                “Since you’re clearly aware of how highly I regard my time, perhaps we can jump to the heart of the matter. What did you need from me? I can take you down a few more years if required.”

                “Appreciate it, but I’m good as is. If I start getting younger at regular intervals, people will accuse me of trying to hold this position indefinitely, and that’s bound to get some folks riled up.” Graham dropped his phone into his pocket and then pulled out a slip of paper. “No, I asked you here because we’ve got a prisoner with no idea how he was captured because his brain was messed with. The popular theory is that it can’t be healed, but I figured I’d call in the best to try anyway, just in case.”

                Casper had been wondering if this was related to the fall of the Sons of Progress, and with that one statement from Graham he could make a good guess as to who he was here to treat. “If I can’t heal them, they probably can’t be healed.”


                “There are always new Supers getting abilities, I’m not going to assume I’ll always be the best,” Caspar replied. “But for right now, I seem to be, so there is the matter of my fee. Reversing your age is one thing, I consider than an honor, however I am running a business and I can’t come in for every person who needs patching up.”

                With a nod, Graham handed the slip of paper from his jacket over to Hallow. “We’d never get approval to pay your fees directly; you know how governments are, so I’ve got another proposition. I called some friends who work for the IRS now and negotiated a tax break for you.

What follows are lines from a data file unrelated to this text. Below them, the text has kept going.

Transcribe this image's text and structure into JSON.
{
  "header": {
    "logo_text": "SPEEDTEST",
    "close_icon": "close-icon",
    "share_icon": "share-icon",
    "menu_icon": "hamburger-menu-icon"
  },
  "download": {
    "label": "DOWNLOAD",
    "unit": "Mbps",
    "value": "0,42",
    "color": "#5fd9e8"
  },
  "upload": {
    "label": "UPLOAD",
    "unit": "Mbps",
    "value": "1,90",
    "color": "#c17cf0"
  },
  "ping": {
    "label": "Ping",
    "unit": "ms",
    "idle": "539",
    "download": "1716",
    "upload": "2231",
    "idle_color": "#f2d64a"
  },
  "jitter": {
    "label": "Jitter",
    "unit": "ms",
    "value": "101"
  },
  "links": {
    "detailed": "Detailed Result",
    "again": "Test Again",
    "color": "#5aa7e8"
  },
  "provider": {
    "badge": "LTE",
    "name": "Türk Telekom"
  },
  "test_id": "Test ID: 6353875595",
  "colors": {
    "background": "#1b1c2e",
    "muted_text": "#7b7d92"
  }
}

Every time you heal for us, it counts as donating your time to charity, and you gain a healthy write-off. That work for you?”

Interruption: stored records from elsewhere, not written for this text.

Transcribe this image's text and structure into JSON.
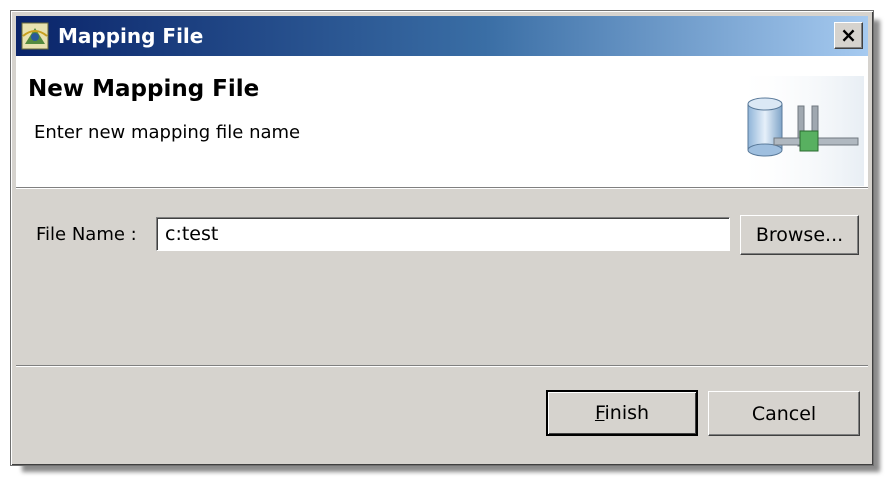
{
  "window": {
    "title": "Mapping File",
    "close_label": "×"
  },
  "banner": {
    "title": "New Mapping File",
    "description": "Enter new mapping file name"
  },
  "form": {
    "file_name_label": "File Name :",
    "file_name_value": "c:test",
    "browse_label": "Browse..."
  },
  "buttons": {
    "finish_mnemonic": "F",
    "finish_rest": "inish",
    "cancel_label": "Cancel"
  },
  "icons": {
    "app_icon": "eclipse-wizard-icon",
    "banner_graphic": "database-mapping-icon",
    "close_icon": "close-icon"
  }
}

                There wasn’t much to read on the paper, but Casper scanned it twice anyway just to be sure. It was less than he’d normally charge, however the fact that it would be coming as a write-off meant he obviously wouldn’t pay taxes for it. That made the offer more tempting. With enough healing, he might get his tax bill down to five digits.

                “I’ll want to negotiate a standard amount before the next one, probably a little higher than this. For today, though, I have a question: am I about to go work on Crispin?”

                “Technically I think I’m supposed to run you through a bunch of forms before disclosing that, but screw it. Yeah. He doesn’t know who caught him, and a lot of people are really keen on getting that information,” Graham said.

                “And you?”

                There was a slight pause as Graham DeSoto stared at him. “I think we just got a huge win, one that we desperately needed, and I’d really like to put it away. But we’ve got to at least try, so I figured it made the most sense to call in the best. If you healing him kicks over another bee hive, then it is what it is.”

                Casper rose from the chair and set the paper back on Graham’s desk. “I’m ready to see the prisoner when you are. Although I have to say, if his brain has been thoroughly wiped by someone who knew what they were doing, I’m not that confident about my chances of repairing the memories. So no charge for today. This one is on me.”

                Something in Graham’s expression shifted. “A freebie? That’s pretty unlike you, Casper.”

                “Maybe so,” Casper said. “But once, I went by a different name. A name that I earned at Lander, the place that bastard attacked. If I can do something, even just proving that he can’t be healed, to put an end to all of his antics, then I will. I’ll do it for the pleasure of getting to see him caught and chained with my own eyes. That’s payment enough for this round.”

                “Careful. You keep talking like that, I might slip-up and use your other name.”